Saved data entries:

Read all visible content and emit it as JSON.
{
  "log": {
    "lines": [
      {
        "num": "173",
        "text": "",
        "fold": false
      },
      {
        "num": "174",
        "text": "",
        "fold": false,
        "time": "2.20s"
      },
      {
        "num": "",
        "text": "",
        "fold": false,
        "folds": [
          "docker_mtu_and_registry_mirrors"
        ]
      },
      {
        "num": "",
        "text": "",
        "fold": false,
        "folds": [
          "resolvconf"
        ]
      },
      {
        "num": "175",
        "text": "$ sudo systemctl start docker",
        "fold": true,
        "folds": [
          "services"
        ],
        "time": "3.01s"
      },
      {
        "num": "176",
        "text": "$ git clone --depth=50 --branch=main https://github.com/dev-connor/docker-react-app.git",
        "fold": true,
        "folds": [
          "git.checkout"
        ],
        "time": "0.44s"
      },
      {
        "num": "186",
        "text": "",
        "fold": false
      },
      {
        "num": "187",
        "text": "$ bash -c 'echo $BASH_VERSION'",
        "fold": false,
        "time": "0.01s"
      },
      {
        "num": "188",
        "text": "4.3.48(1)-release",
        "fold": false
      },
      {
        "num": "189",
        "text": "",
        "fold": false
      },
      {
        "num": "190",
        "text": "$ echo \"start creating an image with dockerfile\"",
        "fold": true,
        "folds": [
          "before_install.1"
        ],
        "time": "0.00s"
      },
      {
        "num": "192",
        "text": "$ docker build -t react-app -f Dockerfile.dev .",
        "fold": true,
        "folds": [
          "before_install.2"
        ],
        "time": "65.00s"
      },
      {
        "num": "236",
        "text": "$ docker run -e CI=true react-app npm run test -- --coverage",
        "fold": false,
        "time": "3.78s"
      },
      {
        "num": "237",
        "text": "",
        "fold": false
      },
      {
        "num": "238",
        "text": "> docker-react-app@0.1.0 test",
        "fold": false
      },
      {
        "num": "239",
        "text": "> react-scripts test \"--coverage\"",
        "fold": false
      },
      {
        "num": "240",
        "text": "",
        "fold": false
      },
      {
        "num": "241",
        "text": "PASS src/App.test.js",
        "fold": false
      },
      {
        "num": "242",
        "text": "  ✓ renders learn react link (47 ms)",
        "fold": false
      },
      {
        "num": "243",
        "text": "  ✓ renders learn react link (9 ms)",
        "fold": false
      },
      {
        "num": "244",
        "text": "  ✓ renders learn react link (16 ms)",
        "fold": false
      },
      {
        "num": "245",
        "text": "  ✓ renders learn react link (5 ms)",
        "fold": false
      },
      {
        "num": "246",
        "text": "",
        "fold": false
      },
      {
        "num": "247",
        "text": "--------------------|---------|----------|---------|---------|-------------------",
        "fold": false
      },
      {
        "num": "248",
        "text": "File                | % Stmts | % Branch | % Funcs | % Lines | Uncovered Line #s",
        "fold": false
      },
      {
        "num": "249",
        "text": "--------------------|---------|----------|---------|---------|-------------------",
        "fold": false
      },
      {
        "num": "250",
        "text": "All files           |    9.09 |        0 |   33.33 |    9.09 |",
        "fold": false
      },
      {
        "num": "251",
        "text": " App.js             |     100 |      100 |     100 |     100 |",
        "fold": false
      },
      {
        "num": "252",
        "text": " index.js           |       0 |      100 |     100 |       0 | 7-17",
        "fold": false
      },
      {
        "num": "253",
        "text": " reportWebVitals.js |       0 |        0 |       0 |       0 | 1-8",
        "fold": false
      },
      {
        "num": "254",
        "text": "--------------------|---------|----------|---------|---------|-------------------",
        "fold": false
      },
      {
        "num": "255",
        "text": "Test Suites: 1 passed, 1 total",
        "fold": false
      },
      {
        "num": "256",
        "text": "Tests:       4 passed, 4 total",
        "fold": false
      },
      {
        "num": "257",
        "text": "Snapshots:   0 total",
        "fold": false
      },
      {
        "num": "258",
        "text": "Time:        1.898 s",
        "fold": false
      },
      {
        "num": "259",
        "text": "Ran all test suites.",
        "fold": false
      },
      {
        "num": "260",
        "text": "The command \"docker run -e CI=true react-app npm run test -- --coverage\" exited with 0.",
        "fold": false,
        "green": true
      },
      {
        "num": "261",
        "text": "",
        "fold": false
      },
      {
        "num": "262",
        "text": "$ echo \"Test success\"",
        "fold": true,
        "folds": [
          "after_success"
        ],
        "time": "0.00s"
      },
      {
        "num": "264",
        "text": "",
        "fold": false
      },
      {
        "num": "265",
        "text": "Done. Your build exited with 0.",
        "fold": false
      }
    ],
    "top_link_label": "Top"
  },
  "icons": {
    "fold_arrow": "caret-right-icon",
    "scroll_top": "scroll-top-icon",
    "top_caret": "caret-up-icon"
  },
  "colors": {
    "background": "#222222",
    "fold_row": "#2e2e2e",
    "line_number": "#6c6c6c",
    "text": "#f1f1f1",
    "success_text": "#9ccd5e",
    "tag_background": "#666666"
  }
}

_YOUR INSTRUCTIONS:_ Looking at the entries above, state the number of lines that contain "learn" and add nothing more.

_EXERCISE ANSWER:_ 4